scrub-files man page

scrub-files — securely erase files by filling with random data first.


scrub [options] paths...


This command is used to securely erase files. This is accomplished by filling the file with random data in pre-sized chunks. Multiple passes of random data may also be used. The pre-sized chunks are used to remove information about exact original file size. Other options include random renaming of the original file before deletion and the use of truncation to break down meta-data on what blocks in the file system were originally associated with a securely deleted file. This is specifically intended to make it harder to perform forensic analysis on securely erased files.


--blocksize size
Set the default block size (in 1 k increments) for scrub-files to use when writing random data.
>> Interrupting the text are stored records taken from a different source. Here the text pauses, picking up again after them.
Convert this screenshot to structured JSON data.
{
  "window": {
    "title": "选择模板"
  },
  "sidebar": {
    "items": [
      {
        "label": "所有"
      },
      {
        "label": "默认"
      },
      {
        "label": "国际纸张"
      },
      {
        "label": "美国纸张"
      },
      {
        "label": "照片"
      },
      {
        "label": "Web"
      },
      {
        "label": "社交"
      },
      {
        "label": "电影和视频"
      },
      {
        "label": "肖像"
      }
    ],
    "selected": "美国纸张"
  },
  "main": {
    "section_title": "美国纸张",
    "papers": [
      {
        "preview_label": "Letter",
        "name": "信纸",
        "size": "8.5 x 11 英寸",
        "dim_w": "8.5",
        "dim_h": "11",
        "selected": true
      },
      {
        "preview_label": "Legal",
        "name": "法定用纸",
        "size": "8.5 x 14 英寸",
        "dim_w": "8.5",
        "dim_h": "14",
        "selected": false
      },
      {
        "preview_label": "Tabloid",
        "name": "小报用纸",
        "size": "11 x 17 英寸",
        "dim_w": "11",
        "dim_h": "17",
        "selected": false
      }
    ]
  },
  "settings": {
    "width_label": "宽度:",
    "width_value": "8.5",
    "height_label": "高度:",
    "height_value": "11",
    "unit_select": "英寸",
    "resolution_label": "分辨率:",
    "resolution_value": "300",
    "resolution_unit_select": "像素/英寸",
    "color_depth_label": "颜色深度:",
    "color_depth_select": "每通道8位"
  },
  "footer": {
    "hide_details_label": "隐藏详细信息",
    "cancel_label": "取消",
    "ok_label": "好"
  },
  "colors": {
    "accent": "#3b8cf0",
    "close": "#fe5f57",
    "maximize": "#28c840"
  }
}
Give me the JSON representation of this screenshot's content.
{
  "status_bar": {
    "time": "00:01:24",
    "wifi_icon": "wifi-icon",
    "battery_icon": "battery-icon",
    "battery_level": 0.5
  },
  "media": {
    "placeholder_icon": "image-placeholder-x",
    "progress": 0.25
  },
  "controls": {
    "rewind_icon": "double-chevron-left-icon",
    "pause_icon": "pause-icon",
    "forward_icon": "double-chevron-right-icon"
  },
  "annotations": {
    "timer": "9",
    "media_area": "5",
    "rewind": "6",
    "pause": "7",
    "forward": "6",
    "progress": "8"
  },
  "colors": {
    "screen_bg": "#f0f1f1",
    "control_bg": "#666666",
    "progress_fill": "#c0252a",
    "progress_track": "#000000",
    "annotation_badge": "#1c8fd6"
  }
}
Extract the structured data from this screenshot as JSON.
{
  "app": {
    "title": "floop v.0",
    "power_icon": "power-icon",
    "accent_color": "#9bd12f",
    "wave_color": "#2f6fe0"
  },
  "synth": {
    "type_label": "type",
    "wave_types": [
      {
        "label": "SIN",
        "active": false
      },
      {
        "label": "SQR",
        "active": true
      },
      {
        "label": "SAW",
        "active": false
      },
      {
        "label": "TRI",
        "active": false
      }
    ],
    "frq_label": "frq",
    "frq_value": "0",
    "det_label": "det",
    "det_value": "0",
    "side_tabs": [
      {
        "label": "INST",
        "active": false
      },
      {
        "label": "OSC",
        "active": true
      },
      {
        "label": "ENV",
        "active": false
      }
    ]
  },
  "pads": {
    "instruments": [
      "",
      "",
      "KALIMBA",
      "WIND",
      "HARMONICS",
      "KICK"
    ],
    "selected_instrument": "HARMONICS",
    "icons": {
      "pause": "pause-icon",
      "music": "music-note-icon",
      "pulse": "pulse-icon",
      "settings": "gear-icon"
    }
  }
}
This effects both the final file length, which will be aligned to the specified size, and the way the truncate option decomposes files. The default is 1k.
Dereference and follow symlinks, erasing the target file.
The number of passes used when writing random data. The default is 1 pass.
If argument is a directory, recursively scan directory and any subdirectory contents as arguments.
Rename the file randomly before deletion to clear persistant inode data.
Decompose the file through truncation to break down file system page maps.
Display each file being processed to the console.
Outputs help screen for the user.


scrub-files was written by David Sugar <dyfet@gnutelephony.org>.

Reporting Bugs

Report bugs to bug-commoncpp@gnu.org or bugs@gnutelephony.org.


GNU uCommon GNU Telephony January 2010